‘All things Bright and Beautiful’
As we sing hymns (sadly not just at the moment but we can still listen to them!) we often find that familiar words and music can either elicit memories from the past or give us a fresh insight into a current situation. That most familiar of all hymns, ‘All things bright and beautiful’, has the power to alert us to the wonders of creation just as we have been more aware of them during this period of lockdown. It was written in 1848 by Cecil Frances Alexander to explain the line ‘Maker of heaven and earth’ in the Apostles’ creed.
‘All things bright and beautiful, All creatures great and small,
All things wise and wonderful, the Lord God made them all.’
Haven’t we seen each little flower opening, heard each bird singing, especially in the initial period when it was really quiet, noticed colour more and more detail in so many different ways.
The ‘purple headed mountains’ was always a favourite verse of mine and I read recently that these could have been wildflowers at sunrise caught in the early morning sun on a mountain top. Mrs Alexander could have been thinking of mountains close to her home in Ireland when she wrote these words, causing us to think perhaps of the allure of distant places.

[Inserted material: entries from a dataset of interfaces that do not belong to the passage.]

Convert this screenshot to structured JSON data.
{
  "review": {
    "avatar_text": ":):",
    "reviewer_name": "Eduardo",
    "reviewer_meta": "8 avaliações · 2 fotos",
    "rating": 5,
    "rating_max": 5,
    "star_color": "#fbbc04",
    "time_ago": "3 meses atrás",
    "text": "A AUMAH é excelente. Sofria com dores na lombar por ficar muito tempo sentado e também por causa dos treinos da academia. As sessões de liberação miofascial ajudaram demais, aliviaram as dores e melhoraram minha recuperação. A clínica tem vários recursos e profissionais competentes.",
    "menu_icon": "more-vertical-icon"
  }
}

The ‘cold wind’ and ‘summer sun’ can remind us of the prevalence of extreme weather events. Mention of ‘the ripe fruits in the garden’ makes us both aware of how blessed we are to have so much fresh produce and yet reminds us of all those who are in food poverty and who do not have access to such balanced diets as we enjoy: where the failure of a single food crop means disaster. Mrs Alexander would have been only too aware of the catastrophic potato famine in Ireland in the 1840s.
We are constantly now being told of the importance of fresh air and exercise, of relaxation and reflection, hence ‘the meadows where we play’.

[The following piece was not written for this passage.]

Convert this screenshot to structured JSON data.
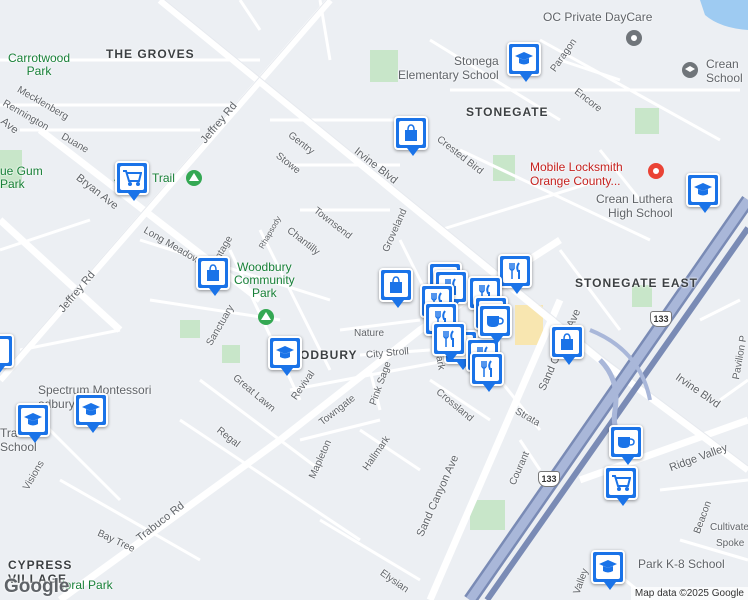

This hymn is often maligned as trite and complacent, over familiar and only for children, with its emphasis on that in the natural world which is small. But small in size doesn’t mean small in significance. As William Blake wrote, one can ‘see a world in a grain of sand.’

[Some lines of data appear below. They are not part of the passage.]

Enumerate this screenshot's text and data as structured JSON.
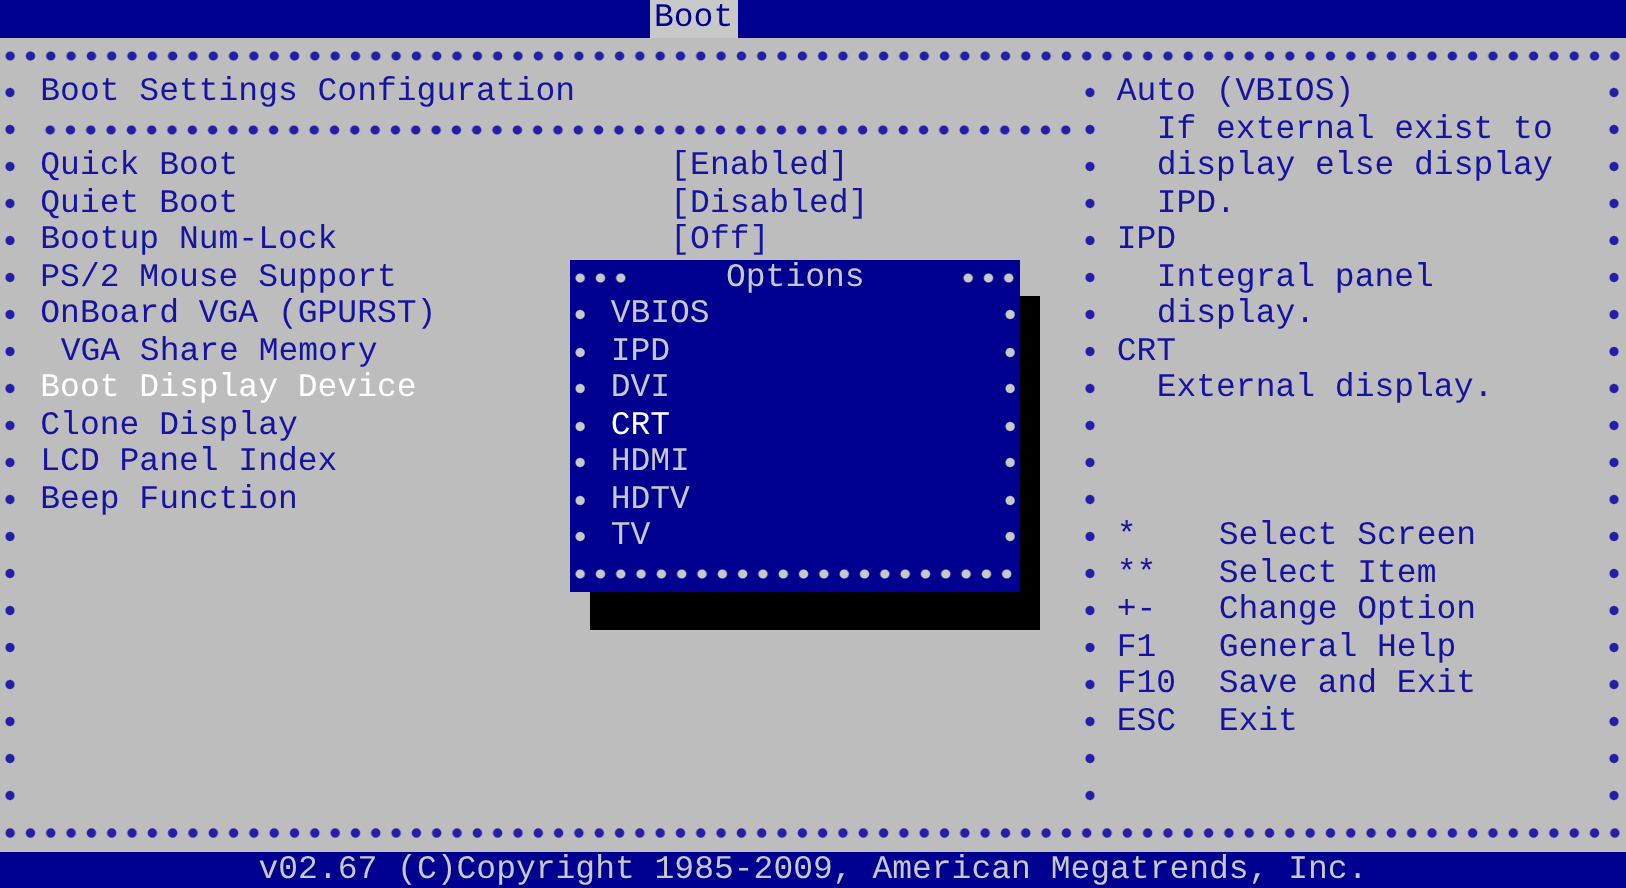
{
  "tabs": [
    {
      "label": "Boot",
      "selected": true
    }
  ],
  "section_title": "Boot Settings Configuration",
  "settings": [
    {
      "label": "Quick Boot",
      "value": "[Enabled]",
      "selected": false
    },
    {
      "label": "Quiet Boot",
      "value": "[Disabled]",
      "selected": false
    },
    {
      "label": "Bootup Num-Lock",
      "value": "[Off]",
      "selected": false
    },
    {
      "label": "PS/2 Mouse Support",
      "selected": false
    },
    {
      "label": "OnBoard VGA (GPURST)",
      "selected": false,
      "children": [
        {
          "label": "VGA Share Memory",
          "selected": false
        }
      ]
    },
    {
      "label": "Boot Display Device",
      "selected": true
    },
    {
      "label": "Clone Display",
      "selected": false
    },
    {
      "label": "LCD Panel Index",
      "selected": false
    },
    {
      "label": "Beep Function",
      "selected": false
    }
  ],
  "options_popup": {
    "title": "Options",
    "items": [
      {
        "label": "VBIOS",
        "selected": false
      },
      {
        "label": "IPD",
        "selected": false
      },
      {
        "label": "DVI",
        "selected": false
      },
      {
        "label": "CRT",
        "selected": true
      },
      {
        "label": "HDMI",
        "selected": false
      },
      {
        "label": "HDTV",
        "selected": false
      },
      {
        "label": "TV",
        "selected": false
      }
    ]
  },
  "help": [
    {
      "title": "Auto (VBIOS)",
      "lines": [
        "If external exist to",
        "display else display",
        "IPD."
      ]
    },
    {
      "title": "IPD",
      "lines": [
        "Integral panel",
        "display."
      ]
    },
    {
      "title": "CRT",
      "lines": [
        "External display."
      ]
    }
  ],
  "keys": [
    {
      "key": "*",
      "action": "Select Screen"
    },
    {
      "key": "**",
      "action": "Select Item"
    },
    {
      "key": "+-",
      "action": "Change Option"
    },
    {
      "key": "F1",
      "action": "General Help"
    },
    {
      "key": "F10",
      "action": "Save and Exit"
    },
    {
      "key": "ESC",
      "action": "Exit"
    }
  ],
  "footer": "v02.67 (C)Copyright 1985-2009, American Megatrends, Inc."
}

In this hymn, we have a text that reminds us of a beautiful world that is also one of declining resources, one that God created and appointed us as its stewards. May we look after it to the best of our ability, continuing to view this powerful hymn as an inspiration for the future.
Gillian Gyenes LLM